/---
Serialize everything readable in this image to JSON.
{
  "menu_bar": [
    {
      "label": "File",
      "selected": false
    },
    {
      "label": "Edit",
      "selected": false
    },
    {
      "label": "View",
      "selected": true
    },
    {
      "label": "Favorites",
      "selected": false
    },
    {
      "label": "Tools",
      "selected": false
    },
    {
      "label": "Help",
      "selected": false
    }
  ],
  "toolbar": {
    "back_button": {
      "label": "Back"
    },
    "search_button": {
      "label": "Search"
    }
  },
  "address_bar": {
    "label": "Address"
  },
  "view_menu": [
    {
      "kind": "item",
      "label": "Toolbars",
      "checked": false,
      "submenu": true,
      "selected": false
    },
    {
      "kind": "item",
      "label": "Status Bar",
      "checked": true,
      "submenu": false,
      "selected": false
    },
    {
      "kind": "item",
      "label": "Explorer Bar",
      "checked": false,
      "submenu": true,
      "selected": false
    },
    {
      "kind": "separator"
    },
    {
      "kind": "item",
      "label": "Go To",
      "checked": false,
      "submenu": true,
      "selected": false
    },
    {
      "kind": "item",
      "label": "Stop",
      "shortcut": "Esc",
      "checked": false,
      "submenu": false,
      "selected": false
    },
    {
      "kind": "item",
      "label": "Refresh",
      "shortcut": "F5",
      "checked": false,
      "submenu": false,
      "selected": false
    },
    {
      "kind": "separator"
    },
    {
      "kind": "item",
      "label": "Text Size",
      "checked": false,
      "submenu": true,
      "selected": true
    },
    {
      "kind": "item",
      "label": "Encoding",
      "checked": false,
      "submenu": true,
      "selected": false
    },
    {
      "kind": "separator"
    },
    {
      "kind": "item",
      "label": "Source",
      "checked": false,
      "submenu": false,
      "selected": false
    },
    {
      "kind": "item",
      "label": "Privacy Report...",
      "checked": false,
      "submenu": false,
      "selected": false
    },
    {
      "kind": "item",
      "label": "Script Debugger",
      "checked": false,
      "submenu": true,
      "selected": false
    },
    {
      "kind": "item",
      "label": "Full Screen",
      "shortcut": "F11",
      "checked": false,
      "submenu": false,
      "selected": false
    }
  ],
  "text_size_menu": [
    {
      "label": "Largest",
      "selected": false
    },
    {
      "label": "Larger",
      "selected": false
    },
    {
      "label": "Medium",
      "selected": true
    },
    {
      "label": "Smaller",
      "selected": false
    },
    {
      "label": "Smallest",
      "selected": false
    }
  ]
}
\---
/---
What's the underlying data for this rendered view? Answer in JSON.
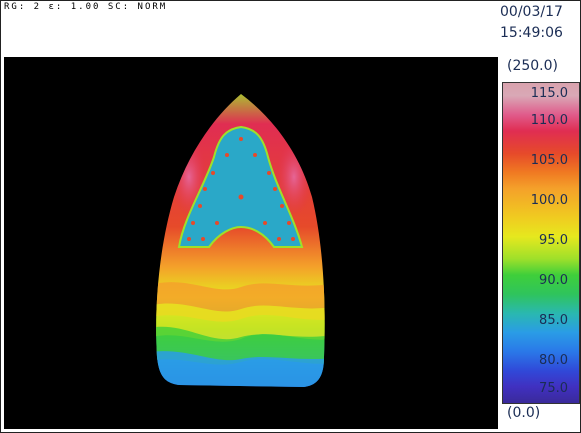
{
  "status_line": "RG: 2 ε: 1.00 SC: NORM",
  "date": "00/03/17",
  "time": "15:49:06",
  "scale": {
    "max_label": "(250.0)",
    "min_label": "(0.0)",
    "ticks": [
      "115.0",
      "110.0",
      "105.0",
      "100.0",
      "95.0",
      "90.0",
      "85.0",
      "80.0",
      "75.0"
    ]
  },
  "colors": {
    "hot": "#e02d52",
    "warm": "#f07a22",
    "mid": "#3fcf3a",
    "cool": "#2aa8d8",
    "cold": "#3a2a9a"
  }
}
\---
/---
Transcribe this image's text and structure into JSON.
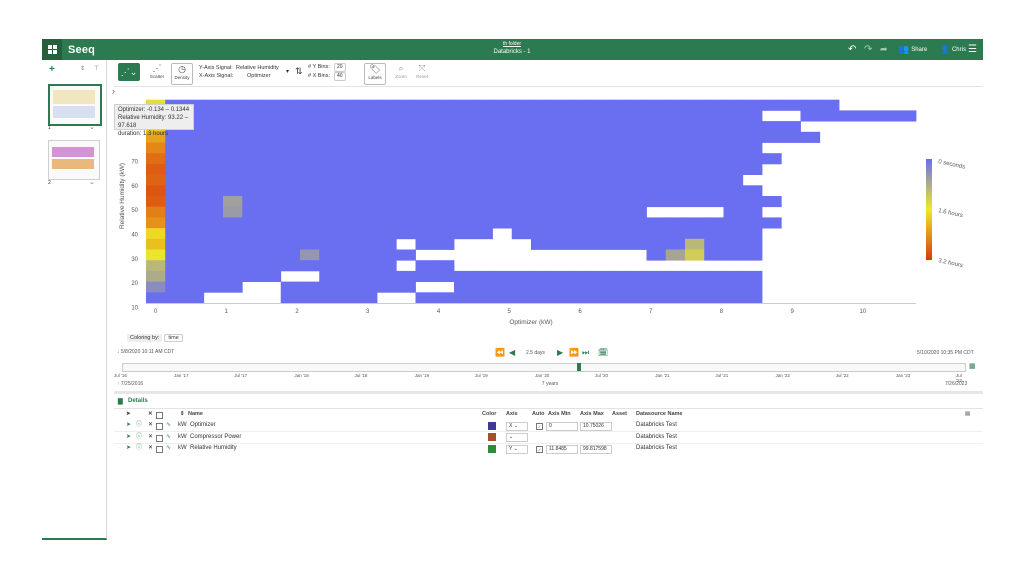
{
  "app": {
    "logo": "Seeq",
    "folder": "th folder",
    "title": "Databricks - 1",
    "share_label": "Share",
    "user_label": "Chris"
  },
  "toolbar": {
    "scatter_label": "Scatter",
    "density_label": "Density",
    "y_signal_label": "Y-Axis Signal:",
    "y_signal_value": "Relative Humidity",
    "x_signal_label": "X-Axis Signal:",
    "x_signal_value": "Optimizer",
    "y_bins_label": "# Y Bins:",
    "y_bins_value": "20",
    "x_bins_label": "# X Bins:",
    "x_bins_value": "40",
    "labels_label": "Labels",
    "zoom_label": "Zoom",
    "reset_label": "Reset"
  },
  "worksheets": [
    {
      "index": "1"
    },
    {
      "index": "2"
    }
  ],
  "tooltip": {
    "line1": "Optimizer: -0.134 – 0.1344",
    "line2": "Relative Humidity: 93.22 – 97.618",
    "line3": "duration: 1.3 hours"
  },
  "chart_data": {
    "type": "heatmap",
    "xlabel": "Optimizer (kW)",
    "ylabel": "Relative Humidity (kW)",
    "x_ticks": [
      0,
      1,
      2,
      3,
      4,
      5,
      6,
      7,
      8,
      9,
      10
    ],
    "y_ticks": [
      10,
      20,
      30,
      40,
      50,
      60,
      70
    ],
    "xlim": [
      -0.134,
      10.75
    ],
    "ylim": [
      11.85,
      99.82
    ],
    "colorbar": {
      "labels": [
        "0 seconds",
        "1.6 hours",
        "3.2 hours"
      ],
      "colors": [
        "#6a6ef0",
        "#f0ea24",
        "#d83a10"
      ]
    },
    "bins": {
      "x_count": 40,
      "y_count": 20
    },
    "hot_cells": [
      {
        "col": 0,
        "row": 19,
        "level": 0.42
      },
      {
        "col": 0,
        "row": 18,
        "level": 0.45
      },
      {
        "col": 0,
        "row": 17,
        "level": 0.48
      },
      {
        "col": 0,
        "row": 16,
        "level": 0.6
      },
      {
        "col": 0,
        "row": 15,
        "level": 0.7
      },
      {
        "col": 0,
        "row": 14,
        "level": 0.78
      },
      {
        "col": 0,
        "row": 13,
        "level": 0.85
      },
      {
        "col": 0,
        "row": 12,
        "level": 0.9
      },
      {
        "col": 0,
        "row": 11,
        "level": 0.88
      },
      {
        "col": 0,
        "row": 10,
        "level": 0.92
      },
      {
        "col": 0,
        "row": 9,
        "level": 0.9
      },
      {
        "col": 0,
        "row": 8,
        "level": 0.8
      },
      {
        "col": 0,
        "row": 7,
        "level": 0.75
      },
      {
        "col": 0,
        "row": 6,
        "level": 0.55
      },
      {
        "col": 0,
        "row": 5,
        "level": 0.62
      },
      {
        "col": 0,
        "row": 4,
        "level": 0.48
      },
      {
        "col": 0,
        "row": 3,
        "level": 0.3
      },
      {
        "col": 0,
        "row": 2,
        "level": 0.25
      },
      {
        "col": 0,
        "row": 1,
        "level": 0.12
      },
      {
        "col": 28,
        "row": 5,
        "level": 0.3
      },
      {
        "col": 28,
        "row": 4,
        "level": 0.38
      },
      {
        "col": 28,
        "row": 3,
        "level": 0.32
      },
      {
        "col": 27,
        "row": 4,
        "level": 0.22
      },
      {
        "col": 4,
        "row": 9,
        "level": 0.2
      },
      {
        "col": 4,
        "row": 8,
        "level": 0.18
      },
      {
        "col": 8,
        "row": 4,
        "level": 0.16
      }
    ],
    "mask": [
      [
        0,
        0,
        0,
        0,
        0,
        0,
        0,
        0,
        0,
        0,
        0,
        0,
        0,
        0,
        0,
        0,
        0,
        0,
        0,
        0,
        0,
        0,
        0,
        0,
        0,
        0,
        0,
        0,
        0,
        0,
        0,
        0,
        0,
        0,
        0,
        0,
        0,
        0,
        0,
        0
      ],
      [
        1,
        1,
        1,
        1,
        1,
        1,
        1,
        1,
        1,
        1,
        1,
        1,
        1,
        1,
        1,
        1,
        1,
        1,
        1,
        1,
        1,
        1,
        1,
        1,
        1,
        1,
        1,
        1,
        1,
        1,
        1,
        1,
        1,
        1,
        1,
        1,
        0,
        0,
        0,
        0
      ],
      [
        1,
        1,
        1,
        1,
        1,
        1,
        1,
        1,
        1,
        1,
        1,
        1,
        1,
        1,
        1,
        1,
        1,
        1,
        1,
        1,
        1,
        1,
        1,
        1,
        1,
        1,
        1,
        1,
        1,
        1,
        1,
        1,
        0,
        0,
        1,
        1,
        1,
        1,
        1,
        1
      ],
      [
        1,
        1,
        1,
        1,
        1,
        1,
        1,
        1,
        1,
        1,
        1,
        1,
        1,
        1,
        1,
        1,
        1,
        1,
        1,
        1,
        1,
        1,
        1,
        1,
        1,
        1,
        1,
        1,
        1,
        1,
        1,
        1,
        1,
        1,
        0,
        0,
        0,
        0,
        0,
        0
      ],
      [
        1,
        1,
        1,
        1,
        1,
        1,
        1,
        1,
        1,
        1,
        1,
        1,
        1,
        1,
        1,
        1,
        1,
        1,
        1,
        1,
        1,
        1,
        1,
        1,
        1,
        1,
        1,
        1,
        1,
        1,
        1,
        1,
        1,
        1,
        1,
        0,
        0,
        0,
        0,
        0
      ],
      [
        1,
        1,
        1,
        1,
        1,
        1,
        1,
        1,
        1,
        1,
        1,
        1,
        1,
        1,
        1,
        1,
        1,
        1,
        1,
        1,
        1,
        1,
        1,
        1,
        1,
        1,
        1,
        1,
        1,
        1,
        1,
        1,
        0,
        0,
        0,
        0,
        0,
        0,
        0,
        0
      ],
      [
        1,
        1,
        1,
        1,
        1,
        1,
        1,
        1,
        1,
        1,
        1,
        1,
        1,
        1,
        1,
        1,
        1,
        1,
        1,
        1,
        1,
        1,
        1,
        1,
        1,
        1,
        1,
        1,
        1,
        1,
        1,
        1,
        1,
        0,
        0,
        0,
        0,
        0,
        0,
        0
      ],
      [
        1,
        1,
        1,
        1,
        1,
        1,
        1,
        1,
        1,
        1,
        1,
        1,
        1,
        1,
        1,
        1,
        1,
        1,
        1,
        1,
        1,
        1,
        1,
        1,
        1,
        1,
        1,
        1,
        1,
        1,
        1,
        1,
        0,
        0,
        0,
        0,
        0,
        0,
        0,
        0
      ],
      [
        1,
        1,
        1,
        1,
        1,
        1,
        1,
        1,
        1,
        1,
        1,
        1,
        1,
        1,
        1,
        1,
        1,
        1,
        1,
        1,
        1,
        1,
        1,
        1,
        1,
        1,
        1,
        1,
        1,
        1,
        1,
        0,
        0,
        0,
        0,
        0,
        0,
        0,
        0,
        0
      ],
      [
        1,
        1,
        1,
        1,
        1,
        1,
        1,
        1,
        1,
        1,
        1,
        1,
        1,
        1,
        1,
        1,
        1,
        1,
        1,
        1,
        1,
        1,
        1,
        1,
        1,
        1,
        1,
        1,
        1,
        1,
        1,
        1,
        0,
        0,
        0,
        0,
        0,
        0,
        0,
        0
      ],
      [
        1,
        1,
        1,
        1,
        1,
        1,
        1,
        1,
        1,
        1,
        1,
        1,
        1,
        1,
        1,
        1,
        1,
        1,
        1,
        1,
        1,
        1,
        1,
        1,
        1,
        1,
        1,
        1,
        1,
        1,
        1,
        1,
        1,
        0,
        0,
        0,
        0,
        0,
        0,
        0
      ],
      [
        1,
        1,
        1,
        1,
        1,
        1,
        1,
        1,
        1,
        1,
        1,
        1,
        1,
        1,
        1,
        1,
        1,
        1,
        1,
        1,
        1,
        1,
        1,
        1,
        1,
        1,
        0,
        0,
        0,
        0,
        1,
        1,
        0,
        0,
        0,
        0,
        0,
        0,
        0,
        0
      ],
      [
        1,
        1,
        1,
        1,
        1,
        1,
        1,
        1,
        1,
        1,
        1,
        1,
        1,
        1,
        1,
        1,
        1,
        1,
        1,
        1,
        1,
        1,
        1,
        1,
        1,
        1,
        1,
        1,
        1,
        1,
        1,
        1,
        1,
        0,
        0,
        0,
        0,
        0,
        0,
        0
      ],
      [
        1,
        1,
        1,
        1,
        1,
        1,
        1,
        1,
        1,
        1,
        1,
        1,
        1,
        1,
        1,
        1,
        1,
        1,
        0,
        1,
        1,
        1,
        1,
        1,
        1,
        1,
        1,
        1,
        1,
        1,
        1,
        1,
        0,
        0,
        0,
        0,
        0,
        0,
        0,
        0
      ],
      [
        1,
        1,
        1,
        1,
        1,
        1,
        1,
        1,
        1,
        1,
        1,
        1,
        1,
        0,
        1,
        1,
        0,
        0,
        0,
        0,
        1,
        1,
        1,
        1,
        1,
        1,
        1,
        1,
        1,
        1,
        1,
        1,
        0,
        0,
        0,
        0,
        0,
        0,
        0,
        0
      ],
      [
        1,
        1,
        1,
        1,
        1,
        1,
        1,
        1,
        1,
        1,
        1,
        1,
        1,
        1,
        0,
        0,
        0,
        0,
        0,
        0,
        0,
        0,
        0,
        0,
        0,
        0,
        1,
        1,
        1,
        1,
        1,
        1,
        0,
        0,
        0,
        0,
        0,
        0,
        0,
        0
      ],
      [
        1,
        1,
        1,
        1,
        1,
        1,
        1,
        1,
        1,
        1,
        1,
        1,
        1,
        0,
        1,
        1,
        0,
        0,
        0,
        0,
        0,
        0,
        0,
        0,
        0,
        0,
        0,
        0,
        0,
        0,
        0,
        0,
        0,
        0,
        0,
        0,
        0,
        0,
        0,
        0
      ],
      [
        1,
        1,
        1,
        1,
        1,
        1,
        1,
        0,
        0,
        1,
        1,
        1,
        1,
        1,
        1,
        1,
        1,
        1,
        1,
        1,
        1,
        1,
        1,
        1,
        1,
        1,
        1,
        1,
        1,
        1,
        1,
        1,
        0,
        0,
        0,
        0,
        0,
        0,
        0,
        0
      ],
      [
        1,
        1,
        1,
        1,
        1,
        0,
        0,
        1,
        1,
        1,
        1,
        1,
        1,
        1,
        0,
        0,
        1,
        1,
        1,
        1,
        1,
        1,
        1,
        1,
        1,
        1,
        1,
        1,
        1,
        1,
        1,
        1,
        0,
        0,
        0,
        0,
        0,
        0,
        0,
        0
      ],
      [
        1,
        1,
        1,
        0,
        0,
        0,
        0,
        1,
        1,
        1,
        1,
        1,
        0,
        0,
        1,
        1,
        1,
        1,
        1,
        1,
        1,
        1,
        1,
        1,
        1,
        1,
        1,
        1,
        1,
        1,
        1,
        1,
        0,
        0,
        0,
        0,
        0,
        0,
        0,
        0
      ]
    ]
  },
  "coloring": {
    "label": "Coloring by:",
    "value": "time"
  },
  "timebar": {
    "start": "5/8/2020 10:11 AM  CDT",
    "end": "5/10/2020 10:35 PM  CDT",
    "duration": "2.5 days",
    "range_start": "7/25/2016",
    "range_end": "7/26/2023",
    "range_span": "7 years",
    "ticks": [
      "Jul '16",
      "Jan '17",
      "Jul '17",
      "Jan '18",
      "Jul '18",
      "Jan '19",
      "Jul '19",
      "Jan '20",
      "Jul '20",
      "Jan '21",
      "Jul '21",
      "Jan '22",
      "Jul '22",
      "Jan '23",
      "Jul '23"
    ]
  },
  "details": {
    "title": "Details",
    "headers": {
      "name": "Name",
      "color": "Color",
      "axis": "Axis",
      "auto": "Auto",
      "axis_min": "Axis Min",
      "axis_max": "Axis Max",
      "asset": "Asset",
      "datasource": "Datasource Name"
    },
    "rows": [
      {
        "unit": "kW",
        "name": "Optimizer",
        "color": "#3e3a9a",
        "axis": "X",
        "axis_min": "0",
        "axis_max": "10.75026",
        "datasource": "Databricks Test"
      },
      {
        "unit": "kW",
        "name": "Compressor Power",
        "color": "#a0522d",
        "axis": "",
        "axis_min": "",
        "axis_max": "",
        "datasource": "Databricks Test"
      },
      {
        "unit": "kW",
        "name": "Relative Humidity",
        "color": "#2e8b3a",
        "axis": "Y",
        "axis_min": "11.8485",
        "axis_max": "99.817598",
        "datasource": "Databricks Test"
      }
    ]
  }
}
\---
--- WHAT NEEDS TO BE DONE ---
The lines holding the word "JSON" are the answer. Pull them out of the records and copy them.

--- COMPLETED TASK ---
Serialize everything readable in this image to JSON.
What's the underlying data for this rendered view? Answer in JSON.
Transcribe this image's text and structure into JSON.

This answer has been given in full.